_Given entries:_
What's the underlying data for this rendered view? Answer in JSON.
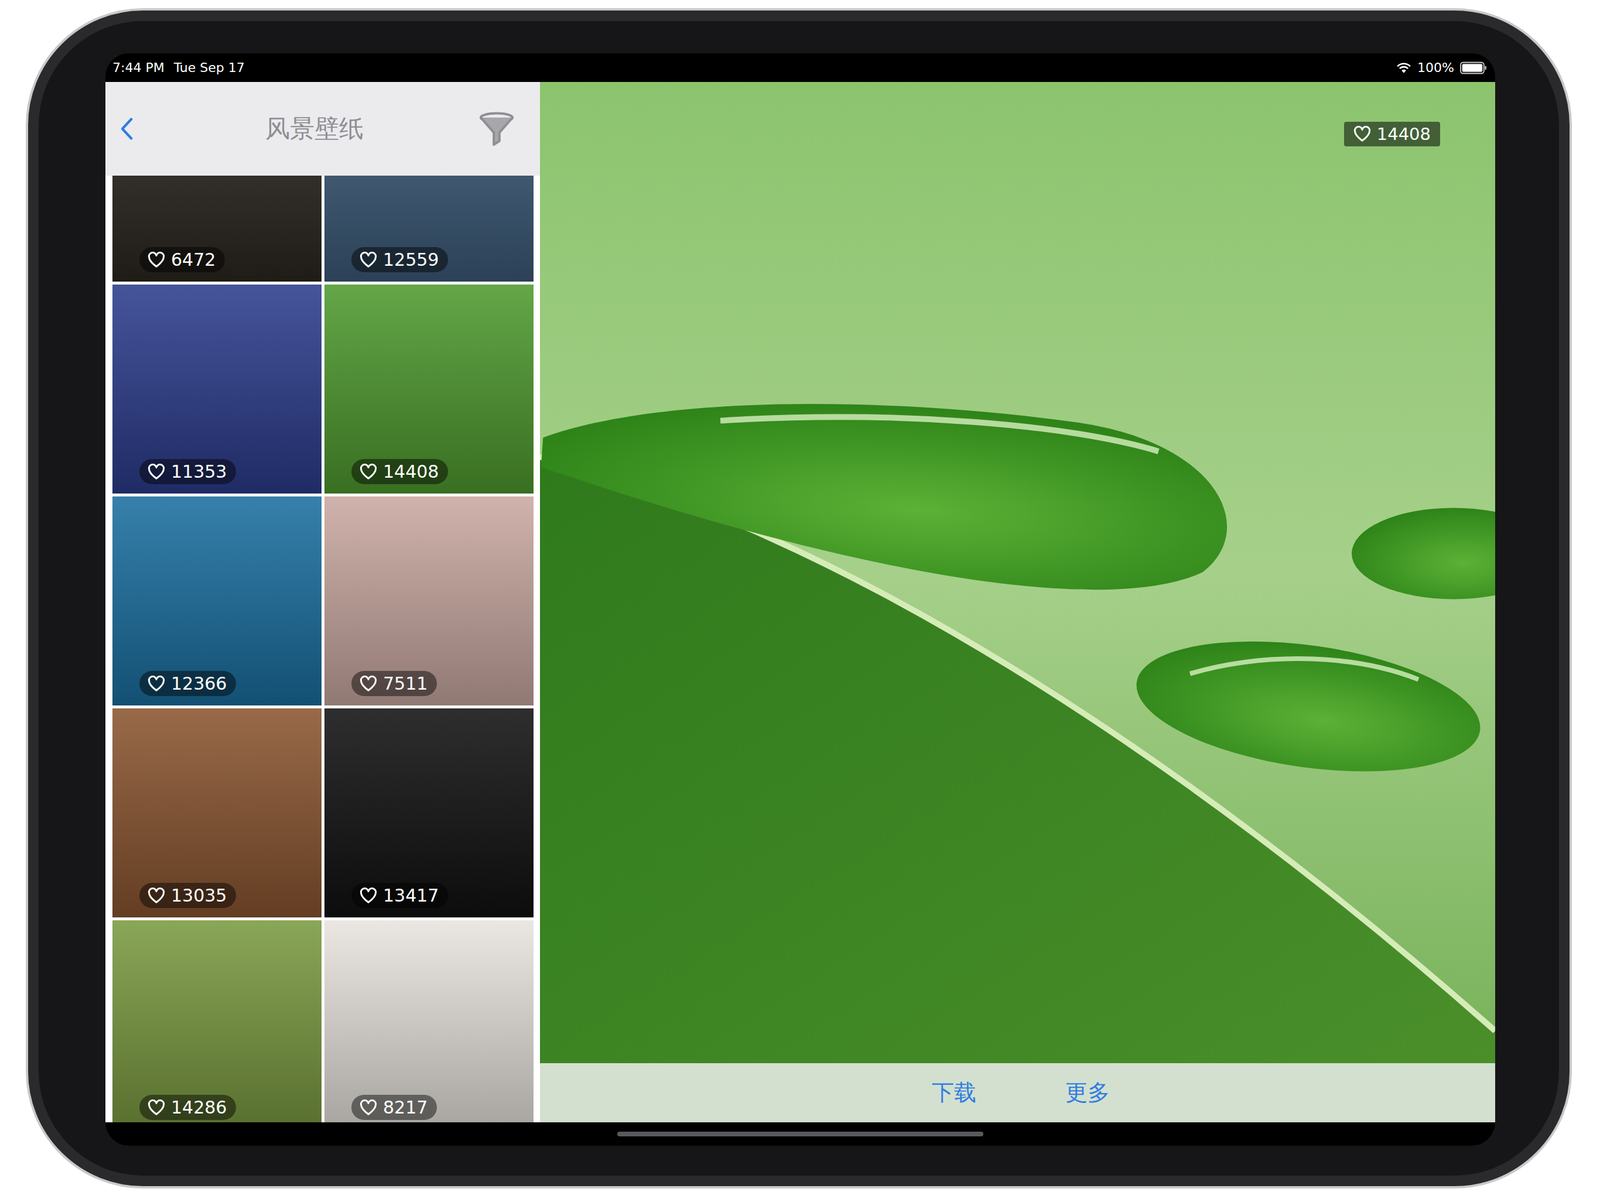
{
  "status_bar": {
    "time": "7:44 PM",
    "date": "Tue Sep 17",
    "battery": "100%",
    "battery_level": 1
  },
  "nav": {
    "title": "风景壁纸"
  },
  "wallpapers": [
    {
      "likes": "6472",
      "color": "#2b2620"
    },
    {
      "likes": "12559",
      "color": "#3b5a78"
    },
    {
      "likes": "11353",
      "color": "#2c3c8c"
    },
    {
      "likes": "14408",
      "color": "#4e9a2e"
    },
    {
      "likes": "12366",
      "color": "#1a6fa0"
    },
    {
      "likes": "7511",
      "color": "#c9a8a0"
    },
    {
      "likes": "13035",
      "color": "#8a5530"
    },
    {
      "likes": "13417",
      "color": "#111111"
    },
    {
      "likes": "14286",
      "color": "#7a9a40"
    },
    {
      "likes": "8217",
      "color": "#e8e4de"
    }
  ],
  "detail": {
    "likes": "14408"
  },
  "toolbar": [
    "下载",
    "更多"
  ]
}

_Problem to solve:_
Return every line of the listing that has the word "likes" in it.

_Answer to the problem:_
      "likes": "6472",
      "likes": "12559",
      "likes": "11353",
      "likes": "14408",
      "likes": "12366",
      "likes": "7511",
      "likes": "13035",
      "likes": "13417",
      "likes": "14286",
      "likes": "8217",
    "likes": "14408"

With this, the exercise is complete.